[[ Records supplied open ]]

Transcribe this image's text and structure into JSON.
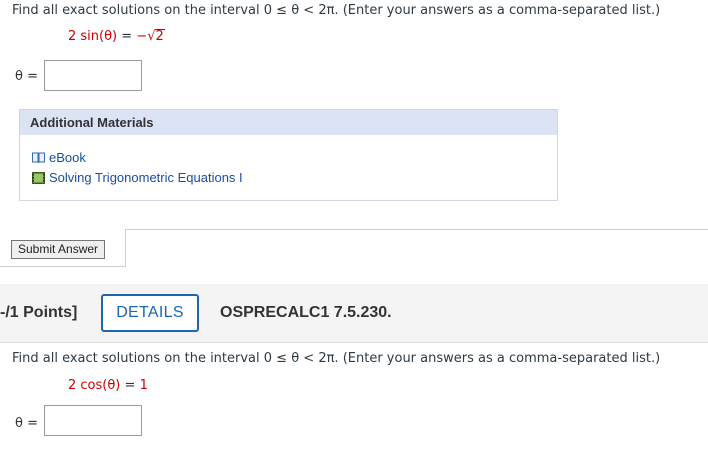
{
  "question1": {
    "prompt_prefix": "Find all exact solutions on the interval",
    "interval": "0 ≤ θ < 2π.",
    "prompt_suffix": "(Enter your answers as a comma-separated list.)",
    "equation_coeff": "2 sin(θ)",
    "equation_equals": "=",
    "equation_minus": "−",
    "equation_radical": "√",
    "equation_radicand": "2",
    "answer_label": "θ =",
    "answer_value": ""
  },
  "additional_materials": {
    "title": "Additional Materials",
    "items": [
      {
        "label": "eBook",
        "icon": "book-icon"
      },
      {
        "label": "Solving Trigonometric Equations I",
        "icon": "video-icon"
      }
    ]
  },
  "submit": {
    "label": "Submit Answer"
  },
  "question2_header": {
    "points": "-/1 Points]",
    "details_label": "DETAILS",
    "question_id": "OSPRECALC1 7.5.230."
  },
  "question2": {
    "prompt_prefix": "Find all exact solutions on the interval",
    "interval": "0 ≤ θ < 2π.",
    "prompt_suffix": "(Enter your answers as a comma-separated list.)",
    "equation_coeff": "2 cos(θ)",
    "equation_equals": "=",
    "equation_rhs": "1",
    "answer_label": "θ =",
    "answer_value": ""
  },
  "colors": {
    "accent": "#1a66b8",
    "equation": "#cc0000",
    "materials_header": "#dce3f5"
  }
}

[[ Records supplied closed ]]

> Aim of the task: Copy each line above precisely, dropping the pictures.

> Answer box:
Transcribe this image's text and structure into JSON.
{
  "question1": {
    "prompt_prefix": "Find all exact solutions on the interval",
    "interval": "0 ≤ θ < 2π.",
    "prompt_suffix": "(Enter your answers as a comma-separated list.)",
    "equation_coeff": "2 sin(θ)",
    "equation_equals": "=",
    "equation_minus": "−",
    "equation_radical": "√",
    "equation_radicand": "2",
    "answer_label": "θ =",
    "answer_value": ""
  },
  "additional_materials": {
    "title": "Additional Materials",
    "items": [
      {
        "label": "eBook",
        "icon": "book-icon"
      },
      {
        "label": "Solving Trigonometric Equations I",
        "icon": "video-icon"
      }
    ]
  },
  "submit": {
    "label": "Submit Answer"
  },
  "question2_header": {
    "points": "-/1 Points]",
    "details_label": "DETAILS",
    "question_id": "OSPRECALC1 7.5.230."
  },
  "question2": {
    "prompt_prefix": "Find all exact solutions on the interval",
    "interval": "0 ≤ θ < 2π.",
    "prompt_suffix": "(Enter your answers as a comma-separated list.)",
    "equation_coeff": "2 cos(θ)",
    "equation_equals": "=",
    "equation_rhs": "1",
    "answer_label": "θ =",
    "answer_value": ""
  },
  "colors": {
    "accent": "#1a66b8",
    "equation": "#cc0000",
    "materials_header": "#dce3f5"
  }
}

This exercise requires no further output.